Your metabolic rate does change during your early life, but it plateaus between the ages of 20 and 60, and only decreases by around 1% per year after that. Your total daily energy expenditure also depends on your weight. So, if your body composition changes, your energy expenditure will also change.
Metabolism itself is the way your body processes food for energy and nutrients. It’s associated with responses such as increased blood sugar levels after eating. These also change with age, but they change very differently for men and women.
Men’s post-meal blood sugar levels stay relatively static as they get older, but women’s rise steadily through their adult lives.
These rises are important because they can lead to dietary inflammation. This can contribute to your risk of metabolic diseases like type 2 diabetes and heart disease, as well as increased body fat.
However, ZOE’s research has shown that everyone’s responses to food are different.
With the ZOE program, you can find the best foods for you at your current life stage.
Daily energy expenditure through the human life course. Science. (2021). https://www.science.org/doi/10.1126/science.abe5017
Impact of the content of fatty acids of oral fat tolerance tests on postprandial triglyceridemia: Systematic review and meta-Analysis. Nutrients. (2016). https://www.ncbi.nlm.nih.gov/labs/pmc/articles/PMC5037564/
Low blood glucose (hypoglycemia). (2021). https://www.niddk.nih.gov/health-information/diabetes/overview/preventing-problems/low-blood-glucose-hypoglycemia

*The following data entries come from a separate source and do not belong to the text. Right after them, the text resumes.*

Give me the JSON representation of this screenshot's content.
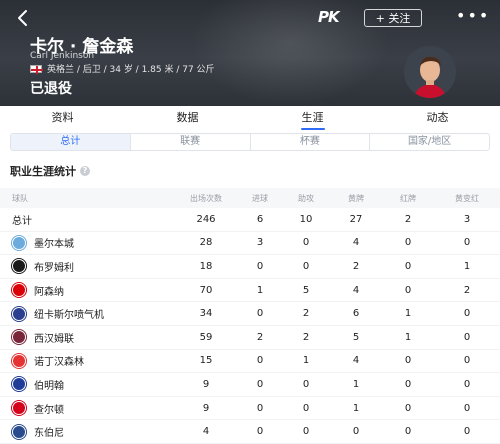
{
  "header": {
    "logo": "PK",
    "follow_label": "+ 关注",
    "more_label": "•••",
    "name_cn": "卡尔 · 詹金森",
    "name_en": "Carl Jenkinson",
    "info": "英格兰 / 后卫 / 34 岁 / 1.85 米 / 77 公斤",
    "status": "已退役",
    "colors": {
      "bg": "#2f343b",
      "accent": "#2e6cf5"
    }
  },
  "tabs": [
    "资料",
    "数据",
    "生涯",
    "动态"
  ],
  "active_tab": "生涯",
  "subtabs": [
    "总计",
    "联赛",
    "杯赛",
    "国家/地区"
  ],
  "active_subtab": "总计",
  "section_title": "职业生涯统计",
  "table": {
    "columns": [
      "球队",
      "出场次数",
      "进球",
      "助攻",
      "黄牌",
      "红牌",
      "黄变红"
    ],
    "total": {
      "label": "总计",
      "values": [
        "246",
        "6",
        "10",
        "27",
        "2",
        "3"
      ]
    },
    "rows": [
      {
        "team": "墨尔本城",
        "crest_color": "#6cabdd",
        "values": [
          "28",
          "3",
          "0",
          "4",
          "0",
          "0"
        ]
      },
      {
        "team": "布罗姆利",
        "crest_color": "#1a1a1a",
        "values": [
          "18",
          "0",
          "0",
          "2",
          "0",
          "1"
        ]
      },
      {
        "team": "阿森纳",
        "crest_color": "#db0007",
        "values": [
          "70",
          "1",
          "5",
          "4",
          "0",
          "2"
        ]
      },
      {
        "team": "纽卡斯尔喷气机",
        "crest_color": "#2a3f8f",
        "values": [
          "34",
          "0",
          "2",
          "6",
          "1",
          "0"
        ]
      },
      {
        "team": "西汉姆联",
        "crest_color": "#7a263a",
        "values": [
          "59",
          "2",
          "2",
          "5",
          "1",
          "0"
        ]
      },
      {
        "team": "诺丁汉森林",
        "crest_color": "#e53233",
        "values": [
          "15",
          "0",
          "1",
          "4",
          "0",
          "0"
        ]
      },
      {
        "team": "伯明翰",
        "crest_color": "#1f3c99",
        "values": [
          "9",
          "0",
          "0",
          "1",
          "0",
          "0"
        ]
      },
      {
        "team": "查尔顿",
        "crest_color": "#d4021d",
        "values": [
          "9",
          "0",
          "0",
          "1",
          "0",
          "0"
        ]
      },
      {
        "team": "东伯尼",
        "crest_color": "#2a4b8d",
        "values": [
          "4",
          "0",
          "0",
          "0",
          "0",
          "0"
        ]
      }
    ]
  }
}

Menopause and postprandial metabolic and inflammatory responses: a cross-sectional study exploring associations with sleep, physical activity and habitual diet. Proceedings of the Nutrition Society. (2022). https://www.cambridge.org/core/journals/proceedings-of-the-nutrition-society/article/menopause-and-postprandial-metabolic-and-inflammatory-responses-a-crosssectional-study-exploring-associations-with-sleep-physical-activity-and-habitual-diet/0428F68D35B3F673E845AA9D6FFC72DB